What to do:
Where in the data below does the word "tree" appear? Copy every line that has it.
::: Data for review
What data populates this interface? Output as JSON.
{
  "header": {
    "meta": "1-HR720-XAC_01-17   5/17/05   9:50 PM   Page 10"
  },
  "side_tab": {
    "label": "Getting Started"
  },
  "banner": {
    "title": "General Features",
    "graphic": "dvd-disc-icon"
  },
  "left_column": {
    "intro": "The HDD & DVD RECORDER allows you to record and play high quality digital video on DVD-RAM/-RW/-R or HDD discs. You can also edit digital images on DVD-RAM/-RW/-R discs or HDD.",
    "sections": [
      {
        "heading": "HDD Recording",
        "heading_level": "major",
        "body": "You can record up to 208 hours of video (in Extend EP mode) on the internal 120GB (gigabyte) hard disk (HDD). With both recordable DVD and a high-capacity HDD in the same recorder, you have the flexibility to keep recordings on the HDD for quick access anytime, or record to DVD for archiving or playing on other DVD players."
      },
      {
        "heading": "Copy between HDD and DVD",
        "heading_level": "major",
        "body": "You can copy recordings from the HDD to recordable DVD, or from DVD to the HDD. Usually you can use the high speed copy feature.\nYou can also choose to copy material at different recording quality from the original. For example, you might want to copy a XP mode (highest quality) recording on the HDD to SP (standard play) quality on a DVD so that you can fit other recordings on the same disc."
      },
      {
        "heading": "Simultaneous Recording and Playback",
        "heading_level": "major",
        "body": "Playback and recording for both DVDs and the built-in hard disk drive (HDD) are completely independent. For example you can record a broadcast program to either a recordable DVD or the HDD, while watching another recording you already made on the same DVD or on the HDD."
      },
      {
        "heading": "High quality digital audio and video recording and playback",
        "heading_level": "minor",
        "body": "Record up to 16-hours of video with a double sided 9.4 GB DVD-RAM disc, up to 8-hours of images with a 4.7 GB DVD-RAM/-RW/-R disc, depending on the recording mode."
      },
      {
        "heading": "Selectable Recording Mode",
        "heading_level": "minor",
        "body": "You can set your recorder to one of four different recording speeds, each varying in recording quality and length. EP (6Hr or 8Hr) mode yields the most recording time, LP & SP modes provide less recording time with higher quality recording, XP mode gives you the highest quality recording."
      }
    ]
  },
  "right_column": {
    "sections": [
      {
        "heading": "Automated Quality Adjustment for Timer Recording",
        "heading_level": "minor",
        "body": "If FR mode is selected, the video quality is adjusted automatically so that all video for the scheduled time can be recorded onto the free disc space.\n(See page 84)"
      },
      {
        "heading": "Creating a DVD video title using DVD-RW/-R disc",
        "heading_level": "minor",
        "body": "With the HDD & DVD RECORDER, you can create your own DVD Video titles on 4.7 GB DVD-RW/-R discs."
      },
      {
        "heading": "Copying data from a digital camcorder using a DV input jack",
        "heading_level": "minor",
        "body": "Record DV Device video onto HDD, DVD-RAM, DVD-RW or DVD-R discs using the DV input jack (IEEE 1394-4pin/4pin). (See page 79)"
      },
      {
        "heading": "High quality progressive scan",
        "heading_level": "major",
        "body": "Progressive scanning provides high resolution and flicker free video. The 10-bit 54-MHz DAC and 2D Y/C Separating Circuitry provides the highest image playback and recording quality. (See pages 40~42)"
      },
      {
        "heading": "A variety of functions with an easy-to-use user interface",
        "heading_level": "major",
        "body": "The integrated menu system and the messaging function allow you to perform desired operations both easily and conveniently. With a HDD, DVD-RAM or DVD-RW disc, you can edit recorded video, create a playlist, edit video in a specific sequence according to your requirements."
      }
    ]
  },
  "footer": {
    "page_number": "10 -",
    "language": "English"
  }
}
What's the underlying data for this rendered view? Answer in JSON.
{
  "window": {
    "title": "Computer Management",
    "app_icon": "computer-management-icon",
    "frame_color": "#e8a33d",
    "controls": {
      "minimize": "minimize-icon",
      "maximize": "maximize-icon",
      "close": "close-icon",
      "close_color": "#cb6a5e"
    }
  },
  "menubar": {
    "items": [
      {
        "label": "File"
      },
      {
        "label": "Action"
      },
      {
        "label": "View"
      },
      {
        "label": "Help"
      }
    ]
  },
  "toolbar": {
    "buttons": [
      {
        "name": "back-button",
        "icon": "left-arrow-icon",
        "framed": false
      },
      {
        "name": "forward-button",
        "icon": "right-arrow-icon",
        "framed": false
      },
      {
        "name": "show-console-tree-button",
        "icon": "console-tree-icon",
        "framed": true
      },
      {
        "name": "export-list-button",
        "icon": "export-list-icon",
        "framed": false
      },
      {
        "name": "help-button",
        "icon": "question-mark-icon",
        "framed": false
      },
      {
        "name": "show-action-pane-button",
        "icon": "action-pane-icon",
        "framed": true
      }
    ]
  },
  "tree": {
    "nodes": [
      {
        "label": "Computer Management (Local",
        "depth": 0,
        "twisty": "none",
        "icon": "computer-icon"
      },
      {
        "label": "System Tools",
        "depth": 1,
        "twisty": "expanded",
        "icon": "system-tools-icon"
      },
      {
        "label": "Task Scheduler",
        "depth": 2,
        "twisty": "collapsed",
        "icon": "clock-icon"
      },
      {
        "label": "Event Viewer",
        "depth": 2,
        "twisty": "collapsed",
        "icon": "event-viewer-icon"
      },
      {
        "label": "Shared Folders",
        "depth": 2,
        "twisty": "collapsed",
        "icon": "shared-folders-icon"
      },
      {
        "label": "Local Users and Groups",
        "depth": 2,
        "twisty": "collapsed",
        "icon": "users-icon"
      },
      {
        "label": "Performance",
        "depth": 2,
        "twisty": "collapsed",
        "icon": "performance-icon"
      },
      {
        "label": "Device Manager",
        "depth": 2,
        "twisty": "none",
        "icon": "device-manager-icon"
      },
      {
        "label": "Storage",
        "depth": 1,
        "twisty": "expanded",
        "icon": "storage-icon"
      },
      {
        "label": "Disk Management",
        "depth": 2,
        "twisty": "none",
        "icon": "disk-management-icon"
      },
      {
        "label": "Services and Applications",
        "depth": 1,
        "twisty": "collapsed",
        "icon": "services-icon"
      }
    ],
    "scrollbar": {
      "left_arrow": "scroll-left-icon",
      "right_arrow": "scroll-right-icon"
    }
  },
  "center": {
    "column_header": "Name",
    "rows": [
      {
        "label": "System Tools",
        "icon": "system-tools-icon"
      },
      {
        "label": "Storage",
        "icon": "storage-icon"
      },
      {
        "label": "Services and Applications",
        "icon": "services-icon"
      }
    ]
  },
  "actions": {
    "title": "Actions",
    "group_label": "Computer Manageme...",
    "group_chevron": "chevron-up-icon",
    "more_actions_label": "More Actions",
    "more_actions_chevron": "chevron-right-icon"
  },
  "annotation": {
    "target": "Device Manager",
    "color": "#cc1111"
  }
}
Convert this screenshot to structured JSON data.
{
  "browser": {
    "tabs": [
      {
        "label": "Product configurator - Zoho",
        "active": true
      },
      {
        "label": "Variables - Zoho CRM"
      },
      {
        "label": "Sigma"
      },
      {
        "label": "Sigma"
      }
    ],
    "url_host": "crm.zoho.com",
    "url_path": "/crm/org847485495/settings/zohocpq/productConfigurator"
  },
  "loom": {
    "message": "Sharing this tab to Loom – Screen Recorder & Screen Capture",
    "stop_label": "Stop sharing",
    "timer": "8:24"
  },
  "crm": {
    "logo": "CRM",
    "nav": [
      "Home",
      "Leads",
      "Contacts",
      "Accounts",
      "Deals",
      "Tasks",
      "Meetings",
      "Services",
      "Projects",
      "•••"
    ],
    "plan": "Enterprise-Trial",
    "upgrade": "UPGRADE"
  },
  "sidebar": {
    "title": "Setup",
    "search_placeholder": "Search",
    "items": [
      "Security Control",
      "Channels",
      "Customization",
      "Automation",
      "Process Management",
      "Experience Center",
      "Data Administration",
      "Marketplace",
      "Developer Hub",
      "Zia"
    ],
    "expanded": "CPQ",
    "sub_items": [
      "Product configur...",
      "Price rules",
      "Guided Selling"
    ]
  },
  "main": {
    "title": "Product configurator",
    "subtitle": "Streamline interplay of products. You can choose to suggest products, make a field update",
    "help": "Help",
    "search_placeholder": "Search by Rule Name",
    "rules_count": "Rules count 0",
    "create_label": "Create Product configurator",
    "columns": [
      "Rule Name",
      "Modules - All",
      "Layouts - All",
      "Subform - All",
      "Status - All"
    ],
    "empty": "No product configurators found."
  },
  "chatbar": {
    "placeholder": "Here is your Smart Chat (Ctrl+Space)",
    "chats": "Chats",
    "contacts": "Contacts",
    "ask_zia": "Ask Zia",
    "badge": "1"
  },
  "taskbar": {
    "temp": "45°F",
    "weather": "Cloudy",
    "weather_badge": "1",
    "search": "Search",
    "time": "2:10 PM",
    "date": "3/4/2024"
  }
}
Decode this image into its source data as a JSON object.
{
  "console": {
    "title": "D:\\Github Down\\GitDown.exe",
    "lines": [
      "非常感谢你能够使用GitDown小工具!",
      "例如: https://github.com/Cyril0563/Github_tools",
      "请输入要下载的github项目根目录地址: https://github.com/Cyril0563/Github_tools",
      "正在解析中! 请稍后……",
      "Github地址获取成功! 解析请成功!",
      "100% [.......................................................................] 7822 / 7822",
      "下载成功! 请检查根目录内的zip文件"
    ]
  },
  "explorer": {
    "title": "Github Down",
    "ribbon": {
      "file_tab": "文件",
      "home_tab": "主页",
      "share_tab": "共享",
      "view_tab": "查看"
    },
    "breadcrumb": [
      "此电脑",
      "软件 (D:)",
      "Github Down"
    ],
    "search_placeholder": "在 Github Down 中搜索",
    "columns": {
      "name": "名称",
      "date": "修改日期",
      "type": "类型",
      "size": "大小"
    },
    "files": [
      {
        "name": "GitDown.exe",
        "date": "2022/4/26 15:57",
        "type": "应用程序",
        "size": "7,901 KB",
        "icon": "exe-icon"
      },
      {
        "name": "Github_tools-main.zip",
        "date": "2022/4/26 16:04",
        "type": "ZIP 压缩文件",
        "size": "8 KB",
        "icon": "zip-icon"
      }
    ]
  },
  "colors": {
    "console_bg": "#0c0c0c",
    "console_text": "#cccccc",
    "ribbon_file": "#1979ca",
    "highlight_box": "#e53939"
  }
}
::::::
Solution to this exercise:
        "name": "show-console-tree-button",
        "icon": "console-tree-icon",
  "tree": {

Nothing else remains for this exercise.